▸ **Assignment**: Excluding pictures, give the entries again exactly as they appear.

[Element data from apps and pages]
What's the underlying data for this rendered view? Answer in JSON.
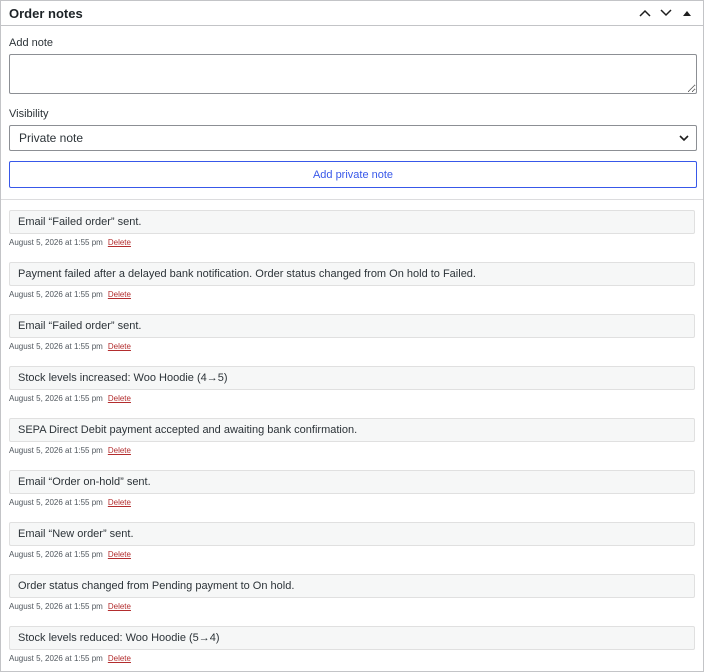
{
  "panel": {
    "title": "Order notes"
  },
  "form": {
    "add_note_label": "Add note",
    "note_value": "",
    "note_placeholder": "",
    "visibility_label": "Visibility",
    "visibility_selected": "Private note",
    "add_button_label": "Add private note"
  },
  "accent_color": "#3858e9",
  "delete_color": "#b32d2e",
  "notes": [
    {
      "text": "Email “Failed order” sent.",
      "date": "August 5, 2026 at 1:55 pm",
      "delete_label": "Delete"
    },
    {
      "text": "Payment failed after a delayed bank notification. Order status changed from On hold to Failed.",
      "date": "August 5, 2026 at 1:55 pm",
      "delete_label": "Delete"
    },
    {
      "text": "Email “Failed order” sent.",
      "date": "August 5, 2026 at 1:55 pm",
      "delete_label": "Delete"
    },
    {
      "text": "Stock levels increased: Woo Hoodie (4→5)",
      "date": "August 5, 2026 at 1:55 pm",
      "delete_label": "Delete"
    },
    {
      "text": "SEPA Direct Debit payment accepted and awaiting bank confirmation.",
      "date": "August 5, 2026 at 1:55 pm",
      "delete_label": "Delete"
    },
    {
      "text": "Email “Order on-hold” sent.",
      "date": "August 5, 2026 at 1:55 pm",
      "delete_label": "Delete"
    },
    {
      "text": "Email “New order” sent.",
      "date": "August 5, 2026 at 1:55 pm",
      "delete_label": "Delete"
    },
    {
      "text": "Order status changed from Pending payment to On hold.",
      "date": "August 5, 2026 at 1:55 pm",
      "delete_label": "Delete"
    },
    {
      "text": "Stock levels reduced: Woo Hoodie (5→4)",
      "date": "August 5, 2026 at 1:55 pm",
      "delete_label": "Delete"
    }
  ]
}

▸ **Written answer**:
What's the underlying data for this rendered view? Answer in JSON.
{
  "panel": {
    "title": "Order notes"
  },
  "form": {
    "add_note_label": "Add note",
    "note_value": "",
    "note_placeholder": "",
    "visibility_label": "Visibility",
    "visibility_selected": "Private note",
    "add_button_label": "Add private note"
  },
  "accent_color": "#3858e9",
  "delete_color": "#b32d2e",
  "notes": [
    {
      "text": "Email “Failed order” sent.",
      "date": "August 5, 2026 at 1:55 pm",
      "delete_label": "Delete"
    },
    {
      "text": "Payment failed after a delayed bank notification. Order status changed from On hold to Failed.",
      "date": "August 5, 2026 at 1:55 pm",
      "delete_label": "Delete"
    },
    {
      "text": "Email “Failed order” sent.",
      "date": "August 5, 2026 at 1:55 pm",
      "delete_label": "Delete"
    },
    {
      "text": "Stock levels increased: Woo Hoodie (4→5)",
      "date": "August 5, 2026 at 1:55 pm",
      "delete_label": "Delete"
    },
    {
      "text": "SEPA Direct Debit payment accepted and awaiting bank confirmation.",
      "date": "August 5, 2026 at 1:55 pm",
      "delete_label": "Delete"
    },
    {
      "text": "Email “Order on-hold” sent.",
      "date": "August 5, 2026 at 1:55 pm",
      "delete_label": "Delete"
    },
    {
      "text": "Email “New order” sent.",
      "date": "August 5, 2026 at 1:55 pm",
      "delete_label": "Delete"
    },
    {
      "text": "Order status changed from Pending payment to On hold.",
      "date": "August 5, 2026 at 1:55 pm",
      "delete_label": "Delete"
    },
    {
      "text": "Stock levels reduced: Woo Hoodie (5→4)",
      "date": "August 5, 2026 at 1:55 pm",
      "delete_label": "Delete"
    }
  ]
}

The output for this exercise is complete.